• _Task to carry out_
If a line in the data has the string "link", please show it.

• _Provided records_
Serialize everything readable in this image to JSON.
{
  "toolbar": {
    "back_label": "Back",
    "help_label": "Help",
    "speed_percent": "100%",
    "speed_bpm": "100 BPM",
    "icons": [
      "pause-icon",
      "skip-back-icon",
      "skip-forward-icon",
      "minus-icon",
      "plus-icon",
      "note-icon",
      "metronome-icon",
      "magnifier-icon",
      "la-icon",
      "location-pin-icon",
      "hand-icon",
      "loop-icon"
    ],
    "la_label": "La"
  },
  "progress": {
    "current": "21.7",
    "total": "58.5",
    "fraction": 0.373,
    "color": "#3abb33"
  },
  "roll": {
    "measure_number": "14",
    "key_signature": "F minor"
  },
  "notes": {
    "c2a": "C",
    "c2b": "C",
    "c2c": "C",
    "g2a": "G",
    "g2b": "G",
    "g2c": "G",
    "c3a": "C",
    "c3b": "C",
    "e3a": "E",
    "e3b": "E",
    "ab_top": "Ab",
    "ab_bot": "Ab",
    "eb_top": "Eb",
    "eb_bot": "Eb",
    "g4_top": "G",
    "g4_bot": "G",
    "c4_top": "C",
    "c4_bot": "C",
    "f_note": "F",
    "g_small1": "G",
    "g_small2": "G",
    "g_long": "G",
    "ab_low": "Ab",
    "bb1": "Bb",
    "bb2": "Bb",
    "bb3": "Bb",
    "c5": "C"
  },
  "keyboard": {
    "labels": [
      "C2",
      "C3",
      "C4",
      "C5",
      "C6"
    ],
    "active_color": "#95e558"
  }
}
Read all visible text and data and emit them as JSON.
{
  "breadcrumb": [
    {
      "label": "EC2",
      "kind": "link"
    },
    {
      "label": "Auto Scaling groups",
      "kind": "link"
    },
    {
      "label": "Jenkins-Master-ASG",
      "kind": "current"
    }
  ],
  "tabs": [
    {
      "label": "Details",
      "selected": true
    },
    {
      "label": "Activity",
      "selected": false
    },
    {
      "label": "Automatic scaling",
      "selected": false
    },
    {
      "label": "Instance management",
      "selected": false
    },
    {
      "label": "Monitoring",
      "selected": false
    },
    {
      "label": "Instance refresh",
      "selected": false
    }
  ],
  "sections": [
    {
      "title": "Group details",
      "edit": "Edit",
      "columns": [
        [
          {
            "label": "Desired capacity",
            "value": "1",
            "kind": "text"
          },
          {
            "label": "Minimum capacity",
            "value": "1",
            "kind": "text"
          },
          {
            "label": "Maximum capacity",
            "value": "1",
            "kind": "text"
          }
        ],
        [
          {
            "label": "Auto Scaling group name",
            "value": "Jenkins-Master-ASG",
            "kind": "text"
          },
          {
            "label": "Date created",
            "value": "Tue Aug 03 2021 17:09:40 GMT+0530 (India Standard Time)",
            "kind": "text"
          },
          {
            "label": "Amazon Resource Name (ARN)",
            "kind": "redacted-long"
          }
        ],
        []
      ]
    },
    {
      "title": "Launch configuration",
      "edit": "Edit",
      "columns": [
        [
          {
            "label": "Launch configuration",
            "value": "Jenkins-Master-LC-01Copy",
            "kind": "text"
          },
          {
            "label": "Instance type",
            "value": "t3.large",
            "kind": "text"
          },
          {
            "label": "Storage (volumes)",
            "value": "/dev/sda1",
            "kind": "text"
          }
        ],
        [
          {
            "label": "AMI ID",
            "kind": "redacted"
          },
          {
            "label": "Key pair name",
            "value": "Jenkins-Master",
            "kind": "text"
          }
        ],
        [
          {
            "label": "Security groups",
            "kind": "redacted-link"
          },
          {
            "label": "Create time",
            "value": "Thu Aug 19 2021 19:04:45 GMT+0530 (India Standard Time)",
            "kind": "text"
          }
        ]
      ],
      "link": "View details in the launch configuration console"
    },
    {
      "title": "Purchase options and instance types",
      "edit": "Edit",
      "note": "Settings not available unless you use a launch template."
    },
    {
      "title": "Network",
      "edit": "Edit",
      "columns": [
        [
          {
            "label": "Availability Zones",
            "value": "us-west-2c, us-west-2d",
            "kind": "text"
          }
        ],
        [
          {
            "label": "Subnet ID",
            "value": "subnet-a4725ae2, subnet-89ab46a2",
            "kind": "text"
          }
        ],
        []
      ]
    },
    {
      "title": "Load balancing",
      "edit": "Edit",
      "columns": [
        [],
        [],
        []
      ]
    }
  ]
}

• _Task output_
      "kind": "link"
      "kind": "link"
            "kind": "redacted-link"
      "link": "View details in the launch configuration console"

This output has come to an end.